:: WHAT YOU WILL DO ::
Your answer should be one number, the count of lines in the records that carry the string "search".

:: RECORDS ::
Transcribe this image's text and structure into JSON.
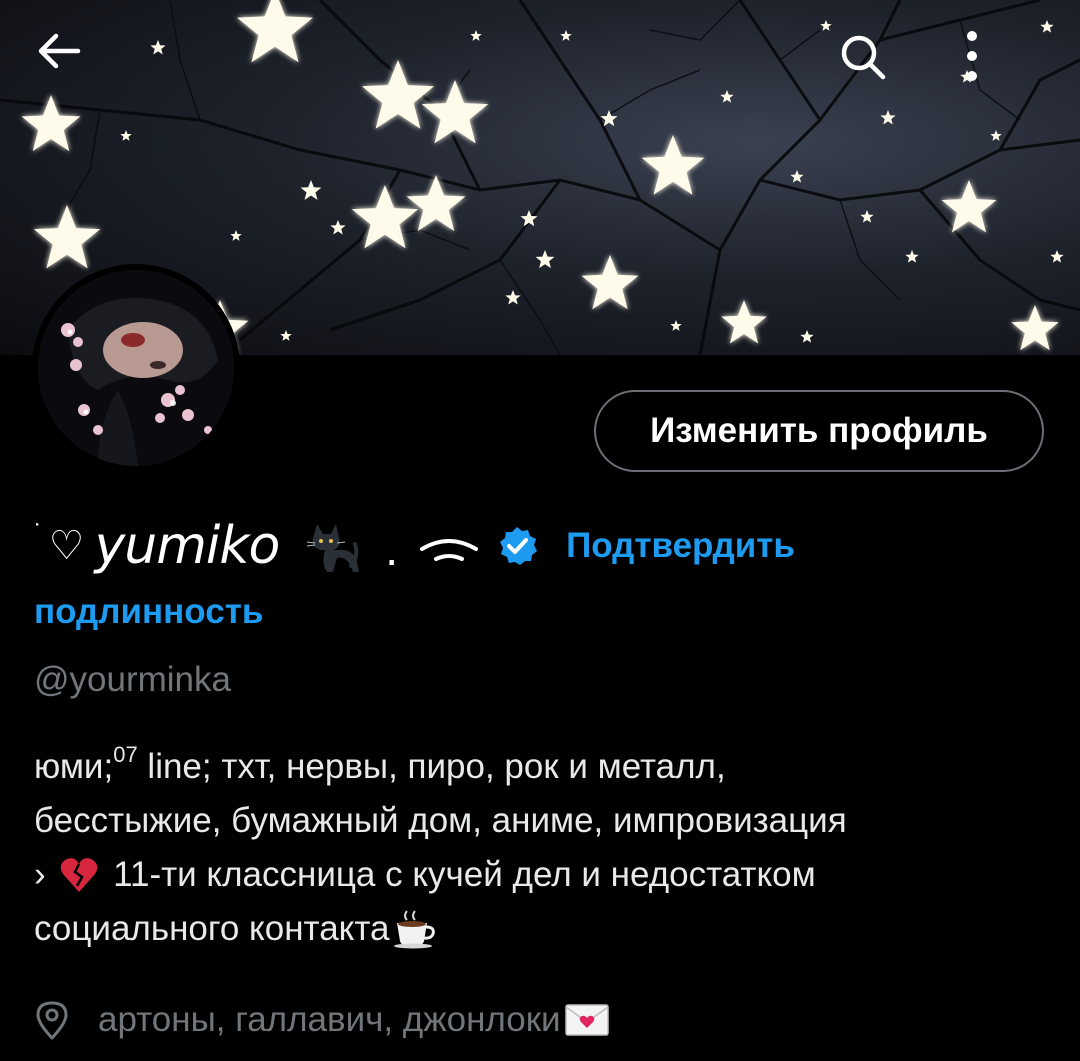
{
  "header": {
    "back_icon": "arrow-left-icon",
    "search_icon": "search-icon",
    "more_icon": "more-vertical-icon"
  },
  "profile": {
    "decor_prefix": "˙",
    "heart": "♡",
    "display_name": "yumiko",
    "name_suffix": ".",
    "handle": "@yourminka",
    "edit_button_label": "Изменить профиль",
    "verify_link_part1": "Подтвердить",
    "verify_link_part2": "подлинность",
    "bio": {
      "line1_a": "юми; ",
      "line1_sup": "07",
      "line1_b": " line; тхт, нервы, пиро, рок и металл,",
      "line2": "бесстыжие, бумажный дом, аниме, импровизация",
      "line3_a": "› ",
      "line3_b": " 11-ти классница с кучей дел и недостатком",
      "line4": "социального контакта"
    },
    "location": "артоны, галлавич, джонлоки"
  },
  "colors": {
    "background": "#000000",
    "link": "#1d9bf0",
    "muted": "#71767b",
    "text": "#e7e9ea",
    "button_border": "#6b6f75"
  }
}
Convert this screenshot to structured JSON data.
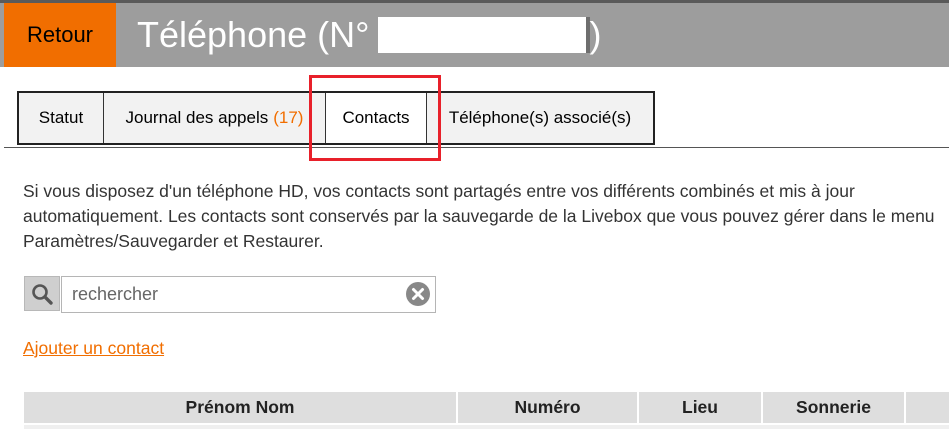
{
  "header": {
    "back_label": "Retour",
    "title_prefix": "Téléphone (N°",
    "title_suffix": ")"
  },
  "tabs": [
    {
      "label": "Statut",
      "active": false
    },
    {
      "label": "Journal des appels",
      "count": "(17)",
      "active": false
    },
    {
      "label": "Contacts",
      "active": true
    },
    {
      "label": "Téléphone(s) associé(s)",
      "active": false
    }
  ],
  "info_text": "Si vous disposez d'un téléphone HD, vos contacts sont partagés entre vos différents combinés et mis à jour automatiquement. Les contacts sont conservés par la sauvegarde de la Livebox que vous pouvez gérer dans le menu Paramètres/Sauvegarder et Restaurer.",
  "search": {
    "placeholder": "rechercher",
    "value": ""
  },
  "add_contact_label": "Ajouter un contact",
  "table": {
    "columns": [
      "Prénom Nom",
      "Numéro",
      "Lieu",
      "Sonnerie",
      ""
    ]
  },
  "colors": {
    "accent": "#f16e00",
    "header_bg": "#9d9d9d",
    "highlight": "#e8202a"
  },
  "icons": {
    "search": "search-icon",
    "clear": "clear-icon"
  }
}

:: EXPECTED OUTPUT ::
3